While Bloomberg is ignoring the early contest states of Iowa and New Hampshire, he is laser-focused on the later Super Tuesday states. 

He launched a  multimillion-dollar ad buy across a number of states and media markets last month. 

The strategy, mixed with Bloomberg's high name recognition, appears to be having an impact in the polls. 
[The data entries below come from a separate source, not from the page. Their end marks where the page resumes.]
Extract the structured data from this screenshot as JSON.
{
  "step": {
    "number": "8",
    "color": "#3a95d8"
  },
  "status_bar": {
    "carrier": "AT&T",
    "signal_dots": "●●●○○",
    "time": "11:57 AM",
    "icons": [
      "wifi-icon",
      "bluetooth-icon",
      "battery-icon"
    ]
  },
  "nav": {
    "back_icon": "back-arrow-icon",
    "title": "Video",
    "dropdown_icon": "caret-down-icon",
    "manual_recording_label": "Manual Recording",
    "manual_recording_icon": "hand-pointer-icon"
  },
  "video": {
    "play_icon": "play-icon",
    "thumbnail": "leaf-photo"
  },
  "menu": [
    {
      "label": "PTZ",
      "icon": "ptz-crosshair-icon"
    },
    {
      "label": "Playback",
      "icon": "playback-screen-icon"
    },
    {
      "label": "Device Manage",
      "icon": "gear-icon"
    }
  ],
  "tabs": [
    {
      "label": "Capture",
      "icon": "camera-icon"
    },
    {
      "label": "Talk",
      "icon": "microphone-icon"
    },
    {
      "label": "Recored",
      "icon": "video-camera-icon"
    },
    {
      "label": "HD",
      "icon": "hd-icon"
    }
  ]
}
A Quinnipiac University poll released last month showed Bloomberg with the support of 3 percent of Democratic and left-leaning independent voters, higher than entrepreneur Andrew YangAndrew YangSolving the coronavirus economic downturn — good psychology makes for good politics and policy Andrew Yang nonprofit to dole out checks to 500 households Senate GOP mulls forgivable loans to businesses to halt layoffs, bankruptcies MORE and former Housing and Urban Development Secretary Julián Castro, as well as Sens. Cory BookerCory Anthony BookerDemocrats eye additional relief checks for coronavirus Lawmakers, labor leaders ramp up calls to use Defense Production Act Democratic senators call on FDA to drop restrictions on blood donations from men who have sex with men MORE (D-N.J.) and Michael BennetMichael Farrand BennetDemocrats eye additional relief checks for coronavirus Hillicon Valley: Facebook launches portal for coronavirus information | EU sees spike in Russian misinformation on outbreak | Senate Dem bill would encourage mail-in voting | Lawmakers question safety of Google virus website We need a massive economic response to counter the threat of the coronavirus MORE (D-Colo.).